Slavery was a practice commonly used and accepted in the ancient and especially Roman world. Christianity, by nature, directed at doing good things to the other people, had different attitude. Saint Augustine also had his opinion.
Early Christianity showed some signs of goodness toward slaves. A slave marriage was recognized, the slave’s release was considered an act of goodness, and on their tombstones there was not mentioned information about status.
On the other hand, the growth of the Church’s institution has led to the evolution of the approach. Often, the Church condemned the escape of a slave from master and denied them Eucharistic communion.

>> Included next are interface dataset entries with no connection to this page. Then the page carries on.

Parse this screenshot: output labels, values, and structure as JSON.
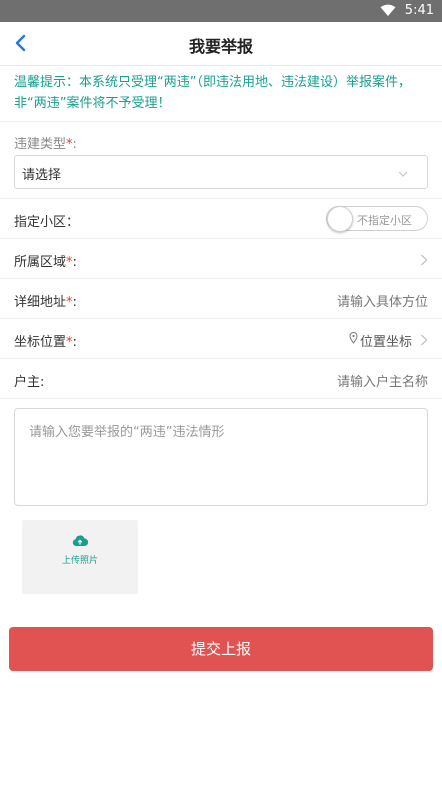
{
  "status_bar": {
    "time": "5:41"
  },
  "nav": {
    "title": "我要举报"
  },
  "notice": {
    "text": "温馨提示：本系统只受理“两违”（即违法用地、违法建设）举报案件，非“两违”案件将不予受理！"
  },
  "form": {
    "type": {
      "label": "违建类型",
      "required_mark": "*",
      "colon": ":",
      "select_value": "请选择"
    },
    "community": {
      "label": "指定小区：",
      "toggle_text": "不指定小区"
    },
    "region": {
      "label": "所属区域",
      "required_mark": "*",
      "colon": ":"
    },
    "address": {
      "label": "详细地址",
      "required_mark": "*",
      "colon": ":",
      "placeholder": "请输入具体方位"
    },
    "coordinate": {
      "label": "坐标位置",
      "required_mark": "*",
      "colon": ":",
      "value": "位置坐标"
    },
    "owner": {
      "label": "户主:",
      "placeholder": "请输入户主名称"
    },
    "description": {
      "placeholder": "请输入您要举报的“两违”违法情形"
    },
    "upload": {
      "label": "上传照片"
    }
  },
  "submit": {
    "label": "提交上报"
  },
  "colors": {
    "accent": "#1a9f8e",
    "submit": "#e15353",
    "required": "#e53935"
  },
  "icons": {
    "back": "chevron-left-icon",
    "wifi": "wifi-icon",
    "upload": "cloud-upload-icon",
    "pin": "location-pin-icon"
  }
}
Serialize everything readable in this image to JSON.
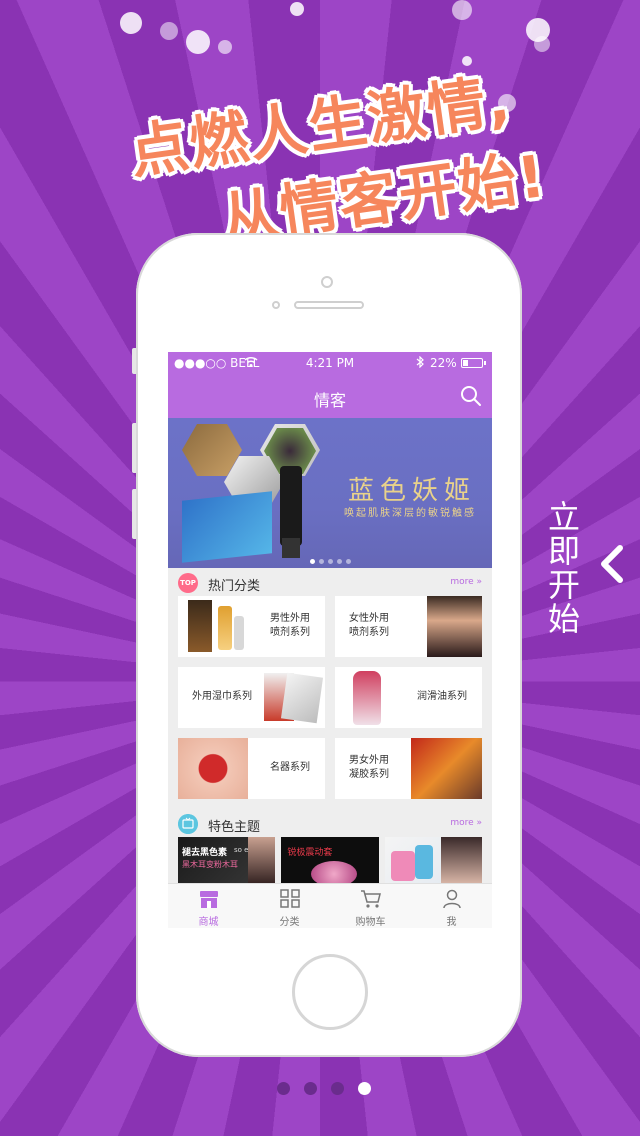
{
  "promo": {
    "headline_line1": "点燃人生激情,",
    "headline_line2": "从情客开始!",
    "side_cta": "立即开始"
  },
  "status_bar": {
    "carrier": "●●●○○ BELL",
    "time": "4:21 PM",
    "battery": "22%"
  },
  "nav": {
    "title": "情客"
  },
  "banner": {
    "brand": "蓝色妖姬",
    "slogan": "唤起肌肤深层的敏锐触感",
    "page_count": 5,
    "active_page": 1
  },
  "hot_categories": {
    "badge": "TOP",
    "title": "热门分类",
    "more": "more »",
    "items": [
      {
        "line1": "男性外用",
        "line2": "喷剂系列"
      },
      {
        "line1": "女性外用",
        "line2": "喷剂系列"
      },
      {
        "line1": "外用湿巾系列",
        "line2": ""
      },
      {
        "line1": "润滑油系列",
        "line2": ""
      },
      {
        "line1": "名器系列",
        "line2": ""
      },
      {
        "line1": "男女外用",
        "line2": "凝胶系列"
      }
    ]
  },
  "featured": {
    "title": "特色主题",
    "more": "more »",
    "theme1_line1": "褪去黑色素",
    "theme1_tag": "so easy!",
    "theme1_line2": "黑木耳变粉木耳",
    "theme2_line1": "锐极震动套"
  },
  "tabbar": {
    "items": [
      {
        "label": "商城"
      },
      {
        "label": "分类"
      },
      {
        "label": "购物车"
      },
      {
        "label": "我"
      }
    ]
  },
  "pager": {
    "count": 4,
    "active": 4
  },
  "colors": {
    "accent": "#b86be0",
    "background": "#9a3fc0",
    "headline": "#f6865c"
  }
}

Saint Augustine himself (354-430 CE) in his work De civitate Dei asserts that slavery is the result of sin, which linked people by dependence, and which does not come from nature, because it was not God’s will. At the same time, Augustine admonishes slaves to obey their masters and to serve them faithfully, so that if they can not be freed, though they can make their slavery to some point freed. This can be done by showing a great loyalty and love until the slavery ends.
Saint Augustine also argued that Christian emperors could not erase the trace of the sin of humanity, because it would require exposure to social order and hence slavery could not disappear.